TASK DIRECTIONS:
For each line below that holds "acho", return the line as it stands.

START PROVIDED INFORMATION

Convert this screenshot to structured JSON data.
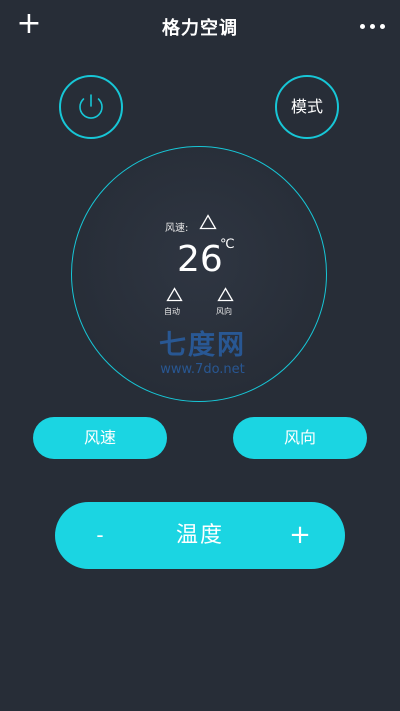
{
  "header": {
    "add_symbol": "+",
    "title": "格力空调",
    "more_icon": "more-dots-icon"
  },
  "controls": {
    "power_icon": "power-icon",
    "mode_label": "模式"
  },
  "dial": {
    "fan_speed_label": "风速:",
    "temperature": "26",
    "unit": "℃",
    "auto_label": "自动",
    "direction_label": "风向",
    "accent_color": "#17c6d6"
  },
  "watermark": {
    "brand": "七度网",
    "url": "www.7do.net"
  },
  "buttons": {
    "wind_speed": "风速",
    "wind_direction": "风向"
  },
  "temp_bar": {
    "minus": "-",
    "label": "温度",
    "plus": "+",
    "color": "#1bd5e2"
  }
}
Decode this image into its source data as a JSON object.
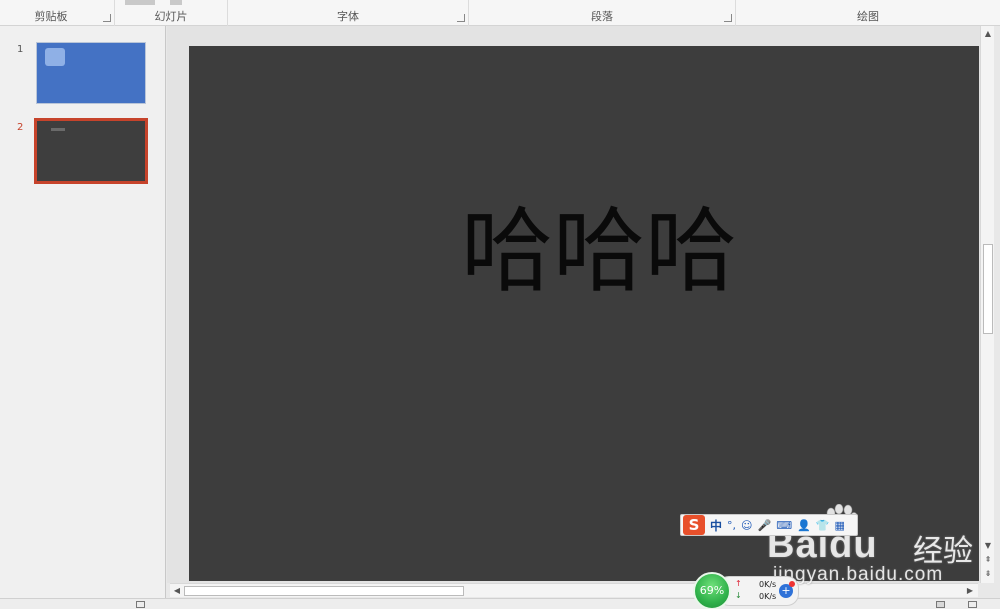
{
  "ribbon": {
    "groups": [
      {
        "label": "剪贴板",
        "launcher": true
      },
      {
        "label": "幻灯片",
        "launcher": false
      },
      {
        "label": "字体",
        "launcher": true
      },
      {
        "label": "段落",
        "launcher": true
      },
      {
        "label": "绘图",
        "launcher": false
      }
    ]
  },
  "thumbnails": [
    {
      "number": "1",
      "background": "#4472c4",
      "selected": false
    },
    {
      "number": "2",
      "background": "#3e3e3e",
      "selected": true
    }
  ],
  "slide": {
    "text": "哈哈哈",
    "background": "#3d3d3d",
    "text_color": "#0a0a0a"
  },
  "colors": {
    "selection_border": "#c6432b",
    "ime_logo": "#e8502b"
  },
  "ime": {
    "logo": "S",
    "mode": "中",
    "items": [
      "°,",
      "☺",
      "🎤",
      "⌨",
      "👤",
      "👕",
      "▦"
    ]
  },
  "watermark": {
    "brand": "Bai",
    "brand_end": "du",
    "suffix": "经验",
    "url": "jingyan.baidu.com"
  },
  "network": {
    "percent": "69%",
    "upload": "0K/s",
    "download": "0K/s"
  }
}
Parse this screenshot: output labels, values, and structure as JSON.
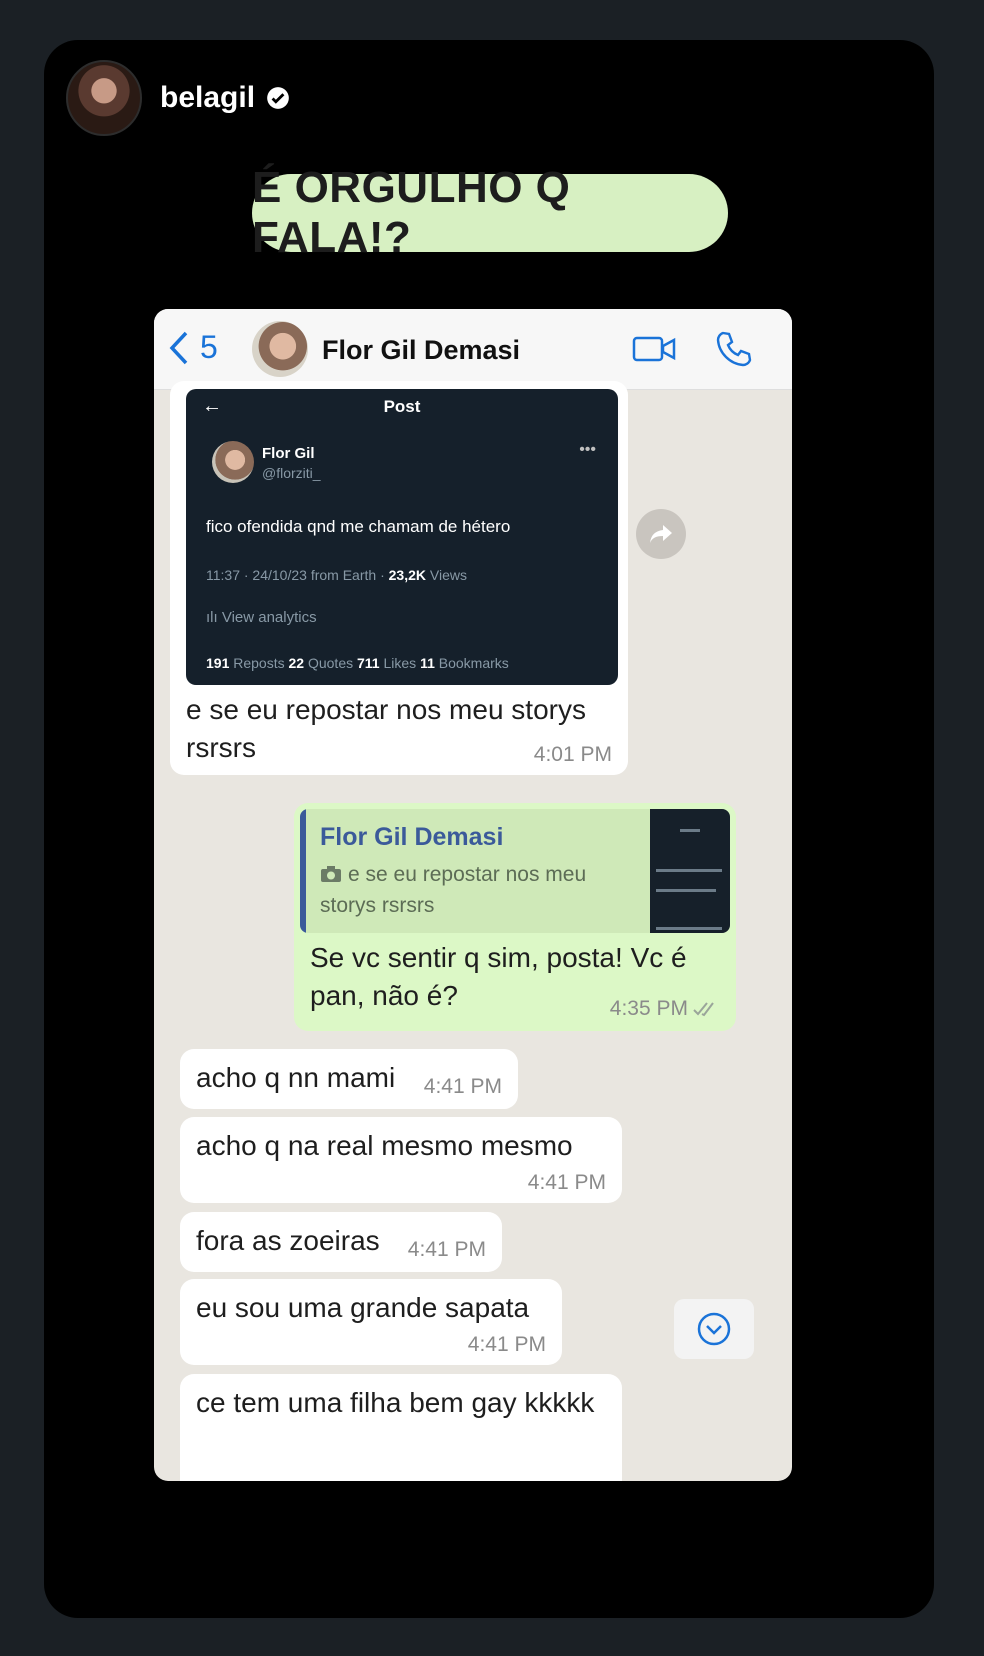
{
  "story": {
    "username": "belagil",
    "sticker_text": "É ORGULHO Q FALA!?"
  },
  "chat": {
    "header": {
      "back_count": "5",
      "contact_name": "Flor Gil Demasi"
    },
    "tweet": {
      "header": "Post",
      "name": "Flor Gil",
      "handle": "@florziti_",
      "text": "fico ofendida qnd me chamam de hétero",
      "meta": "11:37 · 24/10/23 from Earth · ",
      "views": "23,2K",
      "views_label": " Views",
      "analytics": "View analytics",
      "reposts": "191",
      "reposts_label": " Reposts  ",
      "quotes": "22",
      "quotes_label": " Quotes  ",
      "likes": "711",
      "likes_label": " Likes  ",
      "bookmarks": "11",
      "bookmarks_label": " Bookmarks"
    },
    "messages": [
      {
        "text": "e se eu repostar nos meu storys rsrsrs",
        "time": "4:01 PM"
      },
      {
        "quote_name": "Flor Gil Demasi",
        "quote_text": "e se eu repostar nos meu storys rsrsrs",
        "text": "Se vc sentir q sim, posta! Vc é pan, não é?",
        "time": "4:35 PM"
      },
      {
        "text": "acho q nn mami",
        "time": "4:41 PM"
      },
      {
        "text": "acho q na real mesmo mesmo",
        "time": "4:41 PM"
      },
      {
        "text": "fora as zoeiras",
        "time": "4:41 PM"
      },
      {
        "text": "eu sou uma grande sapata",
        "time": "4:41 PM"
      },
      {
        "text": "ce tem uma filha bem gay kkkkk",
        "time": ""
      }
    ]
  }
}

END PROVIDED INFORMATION

WRITTEN ANSWER:
        "text": "acho q nn mami",
        "text": "acho q na real mesmo mesmo",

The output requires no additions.